## YOUR INSTRUCTIONS
Look for "Sprites" in each line of the records, and copy the lines that have it.

## DATASET EXCERPTS
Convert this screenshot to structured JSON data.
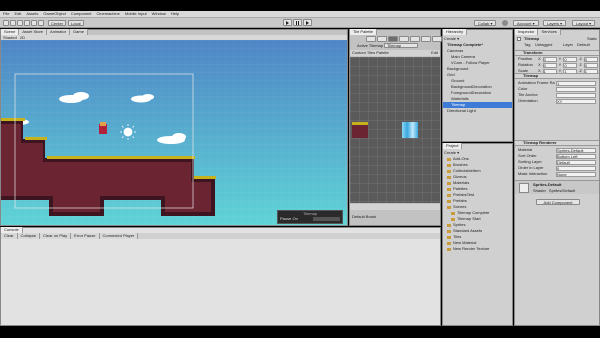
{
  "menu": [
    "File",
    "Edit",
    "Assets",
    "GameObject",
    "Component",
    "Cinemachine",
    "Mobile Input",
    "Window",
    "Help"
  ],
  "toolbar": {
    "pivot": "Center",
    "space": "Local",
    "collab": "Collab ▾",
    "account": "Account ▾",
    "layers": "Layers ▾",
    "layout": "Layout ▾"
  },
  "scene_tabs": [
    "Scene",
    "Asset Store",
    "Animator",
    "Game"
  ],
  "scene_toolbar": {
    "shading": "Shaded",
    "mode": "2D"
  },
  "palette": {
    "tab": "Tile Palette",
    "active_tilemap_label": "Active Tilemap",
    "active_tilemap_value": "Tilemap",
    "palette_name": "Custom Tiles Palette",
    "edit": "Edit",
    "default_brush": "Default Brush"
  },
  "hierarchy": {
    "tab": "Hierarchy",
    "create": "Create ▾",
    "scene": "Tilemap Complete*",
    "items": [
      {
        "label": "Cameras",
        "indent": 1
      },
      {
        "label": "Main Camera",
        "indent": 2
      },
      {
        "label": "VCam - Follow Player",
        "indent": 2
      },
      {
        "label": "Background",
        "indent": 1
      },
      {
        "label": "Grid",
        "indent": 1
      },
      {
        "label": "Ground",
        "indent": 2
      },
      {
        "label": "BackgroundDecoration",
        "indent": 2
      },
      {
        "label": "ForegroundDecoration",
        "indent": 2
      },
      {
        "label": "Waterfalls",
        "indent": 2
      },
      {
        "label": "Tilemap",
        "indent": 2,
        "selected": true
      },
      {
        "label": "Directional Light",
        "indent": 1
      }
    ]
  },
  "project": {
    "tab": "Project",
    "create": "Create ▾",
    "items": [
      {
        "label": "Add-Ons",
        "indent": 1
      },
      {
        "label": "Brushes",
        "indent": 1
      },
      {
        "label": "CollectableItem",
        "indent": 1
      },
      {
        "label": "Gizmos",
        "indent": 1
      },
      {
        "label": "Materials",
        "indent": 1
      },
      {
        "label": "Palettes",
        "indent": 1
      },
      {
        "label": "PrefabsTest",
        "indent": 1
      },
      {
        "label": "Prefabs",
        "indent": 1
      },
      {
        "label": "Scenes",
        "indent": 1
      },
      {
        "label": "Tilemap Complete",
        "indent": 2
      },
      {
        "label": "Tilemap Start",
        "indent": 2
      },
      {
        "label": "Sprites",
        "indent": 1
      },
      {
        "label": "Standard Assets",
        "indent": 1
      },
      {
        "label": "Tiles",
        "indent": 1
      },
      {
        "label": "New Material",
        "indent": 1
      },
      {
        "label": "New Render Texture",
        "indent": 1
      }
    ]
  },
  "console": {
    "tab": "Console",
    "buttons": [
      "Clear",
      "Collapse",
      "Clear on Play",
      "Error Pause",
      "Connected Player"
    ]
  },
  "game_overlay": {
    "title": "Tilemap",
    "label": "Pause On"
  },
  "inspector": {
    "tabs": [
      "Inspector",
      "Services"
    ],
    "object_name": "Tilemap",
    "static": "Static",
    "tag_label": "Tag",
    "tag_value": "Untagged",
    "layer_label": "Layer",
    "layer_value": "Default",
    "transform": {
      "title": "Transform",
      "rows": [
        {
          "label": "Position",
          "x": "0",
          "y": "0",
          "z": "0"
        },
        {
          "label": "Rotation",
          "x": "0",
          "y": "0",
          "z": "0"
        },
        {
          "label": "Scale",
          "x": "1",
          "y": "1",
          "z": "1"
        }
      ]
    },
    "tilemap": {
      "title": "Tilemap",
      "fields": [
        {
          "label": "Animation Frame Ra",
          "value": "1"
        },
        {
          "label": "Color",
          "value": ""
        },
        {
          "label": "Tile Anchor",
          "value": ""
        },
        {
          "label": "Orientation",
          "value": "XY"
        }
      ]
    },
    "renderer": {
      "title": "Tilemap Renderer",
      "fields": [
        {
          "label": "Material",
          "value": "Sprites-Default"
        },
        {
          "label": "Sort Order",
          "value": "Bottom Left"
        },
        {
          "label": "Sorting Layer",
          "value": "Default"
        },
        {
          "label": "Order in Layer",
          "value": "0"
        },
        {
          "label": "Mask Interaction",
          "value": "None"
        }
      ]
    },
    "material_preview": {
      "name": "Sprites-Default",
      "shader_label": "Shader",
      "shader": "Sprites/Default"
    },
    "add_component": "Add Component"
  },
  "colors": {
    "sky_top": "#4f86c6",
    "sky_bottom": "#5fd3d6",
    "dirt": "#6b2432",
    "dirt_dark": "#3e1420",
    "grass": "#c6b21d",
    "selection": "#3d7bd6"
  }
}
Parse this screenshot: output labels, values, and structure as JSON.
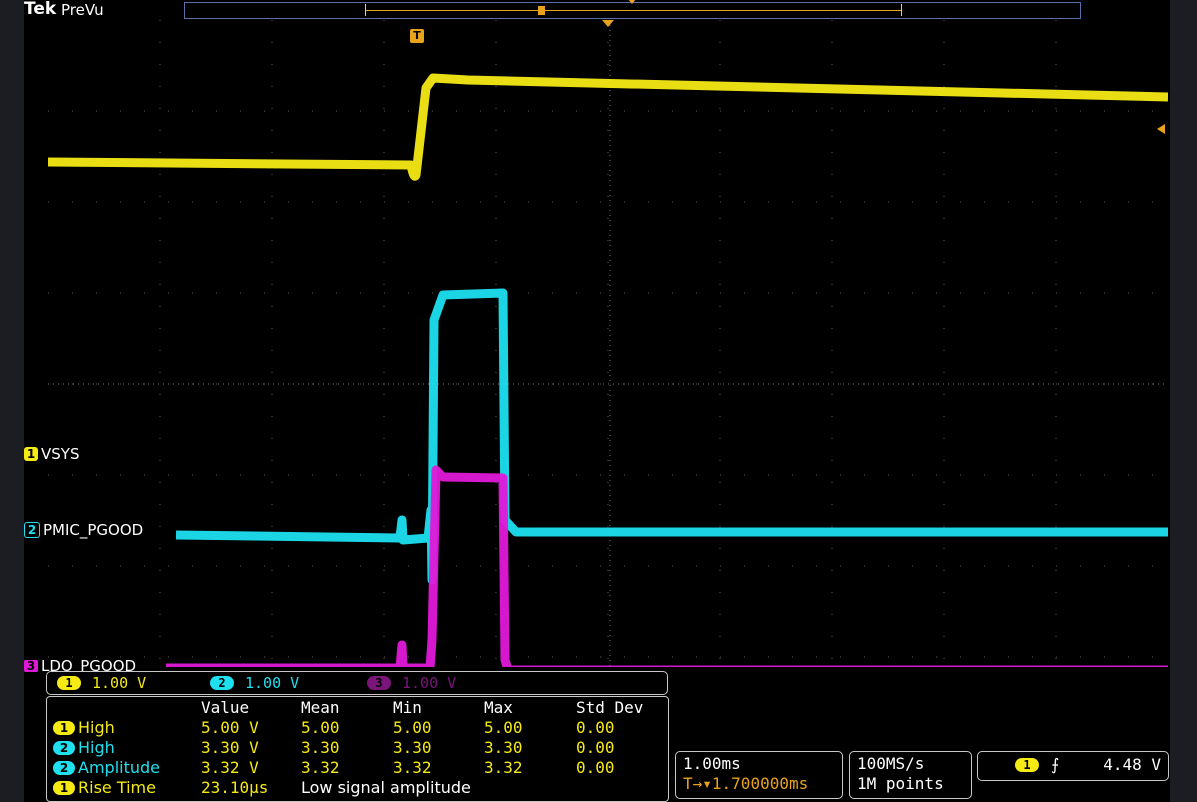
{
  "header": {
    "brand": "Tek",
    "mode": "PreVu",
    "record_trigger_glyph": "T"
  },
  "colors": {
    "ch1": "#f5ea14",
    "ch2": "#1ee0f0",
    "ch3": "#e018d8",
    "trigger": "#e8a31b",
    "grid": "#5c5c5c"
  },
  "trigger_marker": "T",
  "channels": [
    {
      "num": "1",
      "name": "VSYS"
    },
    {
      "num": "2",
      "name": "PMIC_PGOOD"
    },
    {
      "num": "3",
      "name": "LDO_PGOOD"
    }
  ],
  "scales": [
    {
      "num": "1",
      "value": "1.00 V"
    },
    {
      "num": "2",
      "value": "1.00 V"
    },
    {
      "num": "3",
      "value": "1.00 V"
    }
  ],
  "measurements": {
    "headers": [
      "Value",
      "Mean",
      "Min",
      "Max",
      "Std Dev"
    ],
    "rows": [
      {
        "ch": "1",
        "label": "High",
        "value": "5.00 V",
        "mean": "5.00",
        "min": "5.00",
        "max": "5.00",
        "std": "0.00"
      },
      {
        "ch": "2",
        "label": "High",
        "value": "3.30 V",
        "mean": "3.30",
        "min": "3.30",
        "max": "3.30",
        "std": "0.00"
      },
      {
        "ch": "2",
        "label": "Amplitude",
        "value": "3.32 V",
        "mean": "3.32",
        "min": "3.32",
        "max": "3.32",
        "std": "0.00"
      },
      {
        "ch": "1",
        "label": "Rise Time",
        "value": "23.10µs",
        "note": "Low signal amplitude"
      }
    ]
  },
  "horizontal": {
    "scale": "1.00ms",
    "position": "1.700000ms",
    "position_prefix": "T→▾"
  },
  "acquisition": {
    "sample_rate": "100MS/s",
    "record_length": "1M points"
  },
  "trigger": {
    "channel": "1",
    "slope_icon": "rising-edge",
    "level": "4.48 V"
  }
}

## SOLUTION BELOW
        "label": "Sprites",
          "value": "Sprites-Default"
      "name": "Sprites-Default",
      "shader": "Sprites/Default"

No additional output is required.